Panasonic GH4 Digital Camera: 4K Capture, New Sensor, and Ultra Slow Motion Among New Features
The Panasonic GH4 DSLM (Digital Single Lens Mirrorless) camera was previewed at CES 2014 and officially announced by the Japanese-based company last week. The GH4 is the fourth camera to be released in the GH line. Unlike previous iterations which mainly focused on improving still image quality, Panasonic has positioned the GH4 as a professional video camera.
The GH4 won't break the bank. It will be priced under $2,000 and perhaps closer to $1,500. What do you get for your money? A plethora of features of course, including an all-new, quad-core Venus CPU. The high-powered Venus CPU allows the GH4 to fire away at 12 frames per second. A larger image buffer (when compared to the previous models) can process up to 40 RAW or 100 JPEG photos at one time. Sports and nature photographers will love these features because every second counts.
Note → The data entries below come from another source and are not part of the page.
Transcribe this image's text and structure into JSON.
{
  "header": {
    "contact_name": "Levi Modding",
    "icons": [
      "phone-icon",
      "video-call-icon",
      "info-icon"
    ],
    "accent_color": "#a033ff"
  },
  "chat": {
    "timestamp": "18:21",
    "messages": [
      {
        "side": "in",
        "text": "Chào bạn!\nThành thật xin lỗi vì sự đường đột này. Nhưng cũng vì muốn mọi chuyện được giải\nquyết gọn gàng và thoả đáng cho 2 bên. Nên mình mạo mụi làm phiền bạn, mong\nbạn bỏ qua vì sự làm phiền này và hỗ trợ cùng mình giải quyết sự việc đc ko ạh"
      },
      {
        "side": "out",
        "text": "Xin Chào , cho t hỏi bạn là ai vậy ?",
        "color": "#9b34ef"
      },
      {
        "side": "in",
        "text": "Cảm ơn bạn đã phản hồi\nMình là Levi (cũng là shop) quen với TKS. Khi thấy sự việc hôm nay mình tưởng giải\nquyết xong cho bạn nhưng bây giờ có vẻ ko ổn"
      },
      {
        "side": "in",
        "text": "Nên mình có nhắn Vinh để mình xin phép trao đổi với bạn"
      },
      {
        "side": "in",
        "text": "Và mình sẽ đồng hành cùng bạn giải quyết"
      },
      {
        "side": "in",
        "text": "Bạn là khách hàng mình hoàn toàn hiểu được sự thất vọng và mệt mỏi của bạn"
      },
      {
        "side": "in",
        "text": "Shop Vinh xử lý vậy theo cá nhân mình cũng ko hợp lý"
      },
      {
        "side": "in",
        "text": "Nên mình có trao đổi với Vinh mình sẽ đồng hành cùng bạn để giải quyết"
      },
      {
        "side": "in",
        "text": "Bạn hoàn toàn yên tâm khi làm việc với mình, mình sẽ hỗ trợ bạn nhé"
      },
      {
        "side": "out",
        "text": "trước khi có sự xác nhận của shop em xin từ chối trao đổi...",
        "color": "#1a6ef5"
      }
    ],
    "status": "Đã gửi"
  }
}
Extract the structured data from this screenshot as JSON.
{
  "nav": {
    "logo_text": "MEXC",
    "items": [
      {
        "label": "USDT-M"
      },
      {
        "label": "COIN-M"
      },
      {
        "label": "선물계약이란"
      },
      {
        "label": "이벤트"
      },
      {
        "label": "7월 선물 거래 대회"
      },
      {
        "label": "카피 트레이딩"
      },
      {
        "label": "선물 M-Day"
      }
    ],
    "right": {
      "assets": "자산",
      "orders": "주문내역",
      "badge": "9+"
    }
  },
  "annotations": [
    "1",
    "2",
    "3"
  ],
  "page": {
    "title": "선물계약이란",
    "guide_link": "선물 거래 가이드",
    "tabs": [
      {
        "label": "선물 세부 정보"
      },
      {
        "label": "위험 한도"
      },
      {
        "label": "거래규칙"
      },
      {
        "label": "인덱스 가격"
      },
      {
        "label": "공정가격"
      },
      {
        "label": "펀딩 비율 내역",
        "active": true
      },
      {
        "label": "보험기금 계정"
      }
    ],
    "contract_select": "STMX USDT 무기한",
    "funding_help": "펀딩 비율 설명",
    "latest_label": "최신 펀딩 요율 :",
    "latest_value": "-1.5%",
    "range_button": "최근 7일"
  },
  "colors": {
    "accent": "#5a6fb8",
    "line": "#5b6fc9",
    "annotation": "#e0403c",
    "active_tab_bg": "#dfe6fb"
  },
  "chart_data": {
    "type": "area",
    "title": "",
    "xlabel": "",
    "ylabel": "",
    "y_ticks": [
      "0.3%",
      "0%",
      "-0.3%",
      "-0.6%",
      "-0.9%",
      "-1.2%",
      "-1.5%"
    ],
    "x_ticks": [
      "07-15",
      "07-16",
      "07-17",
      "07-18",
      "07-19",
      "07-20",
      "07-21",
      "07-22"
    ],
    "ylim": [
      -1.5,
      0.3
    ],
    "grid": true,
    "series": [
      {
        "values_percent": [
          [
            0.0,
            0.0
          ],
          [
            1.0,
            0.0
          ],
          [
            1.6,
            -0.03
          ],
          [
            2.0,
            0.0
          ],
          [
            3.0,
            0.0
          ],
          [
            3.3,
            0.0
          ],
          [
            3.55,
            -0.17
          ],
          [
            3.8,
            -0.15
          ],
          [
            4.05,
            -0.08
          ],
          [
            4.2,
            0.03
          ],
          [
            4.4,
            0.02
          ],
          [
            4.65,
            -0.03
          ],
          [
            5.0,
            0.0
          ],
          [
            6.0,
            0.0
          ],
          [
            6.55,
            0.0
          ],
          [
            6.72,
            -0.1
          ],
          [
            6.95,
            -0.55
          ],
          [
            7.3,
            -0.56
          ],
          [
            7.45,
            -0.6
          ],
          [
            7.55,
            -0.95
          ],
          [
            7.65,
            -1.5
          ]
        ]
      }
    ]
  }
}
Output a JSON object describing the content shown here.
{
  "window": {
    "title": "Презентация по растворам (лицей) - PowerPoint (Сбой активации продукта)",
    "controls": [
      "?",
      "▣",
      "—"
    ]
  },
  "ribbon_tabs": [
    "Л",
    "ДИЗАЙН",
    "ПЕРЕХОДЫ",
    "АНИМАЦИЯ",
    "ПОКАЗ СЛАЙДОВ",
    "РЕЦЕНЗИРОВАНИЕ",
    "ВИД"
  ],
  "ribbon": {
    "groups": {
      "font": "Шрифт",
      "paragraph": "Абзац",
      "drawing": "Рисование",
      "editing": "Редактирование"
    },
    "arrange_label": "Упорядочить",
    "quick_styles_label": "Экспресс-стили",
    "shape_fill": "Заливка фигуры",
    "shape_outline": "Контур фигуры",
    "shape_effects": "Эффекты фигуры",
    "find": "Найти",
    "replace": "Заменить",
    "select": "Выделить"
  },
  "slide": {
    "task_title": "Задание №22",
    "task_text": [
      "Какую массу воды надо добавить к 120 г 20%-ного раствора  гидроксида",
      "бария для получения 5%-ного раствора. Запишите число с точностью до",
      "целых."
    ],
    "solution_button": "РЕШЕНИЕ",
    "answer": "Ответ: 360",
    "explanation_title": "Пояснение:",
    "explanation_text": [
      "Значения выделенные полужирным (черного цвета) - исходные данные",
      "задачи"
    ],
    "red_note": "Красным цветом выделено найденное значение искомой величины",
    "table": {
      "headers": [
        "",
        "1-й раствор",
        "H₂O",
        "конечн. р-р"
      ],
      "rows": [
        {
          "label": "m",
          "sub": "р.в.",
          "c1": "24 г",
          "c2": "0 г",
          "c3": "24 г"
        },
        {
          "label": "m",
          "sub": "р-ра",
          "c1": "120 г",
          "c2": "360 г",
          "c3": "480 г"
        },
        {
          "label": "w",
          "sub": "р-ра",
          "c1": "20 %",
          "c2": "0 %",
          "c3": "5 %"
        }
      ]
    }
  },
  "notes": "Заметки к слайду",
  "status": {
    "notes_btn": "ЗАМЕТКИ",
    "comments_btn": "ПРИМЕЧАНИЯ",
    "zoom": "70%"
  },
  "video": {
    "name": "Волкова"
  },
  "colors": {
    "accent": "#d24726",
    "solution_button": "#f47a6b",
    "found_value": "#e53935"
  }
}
The micro four-thirds sensor in this camera is roughly equivalent to old-school Super 16mm film. That's markedly smaller than Canon and Nikon's full-frame and APS sized sensors. But smaller sensor's have come a long way in a relatively short period of time. The GH4's sensor is capable of capturing exceptionally clean images even in drastic lighting conditions.
Sensor size is an important consideration when it comes to camera body weight. Since the GH4 uses a micro four-thirds sensor it's around half the weight of traditional Nikon and Canon DSLRs. The lenses are also lighter and less bulky.
What are the limitations? Well, the GH4's smaller sensor does limit photographic and video capture in two significant ways. Wide-angle shots aren't as easy to get and out-of-focus, depth-of-field effects won't be as dramatic. Yet, workarounds are available including the ability to shoot with ultra wide angle Lumix G lenses. Focal adaptors such as the Metabones Speed Booster also help to make the GH4 sensor a bit sharper, wider and brighter.
The improved sensor and CPU also play a part in making the GH4 a professional grade video camera. The procession power enables the camera to record 4K in 8-bit 4:2:0 color space. An optional add-on, called the DMC-YAGH Interface Unit, bumps up the color space to 10-bit 4:2:2. 10-bit color offers the following advantages: less banding (less choppy color gradients) and more accurate chroma-keying (i.e. green screen work.) File sizes will of course be larger.
The Full HD 1080p image in this camera is also great. You can record at up to 200 mbps with the interface unit or at 100 mbps in camera. Most cameras in this price range only record a max of 50-75 mbps. The higher the bit-rate, the better the image will appear after you edit it. In 1080p mode you can also capture super slow motion (up to 96fps). When you playback that 96fps footage in a traditional 24fps timeline you will see the video play back four times slower.
Amazing stuff, right?
Do you think 4K video is the future? Let me know in the comments section below.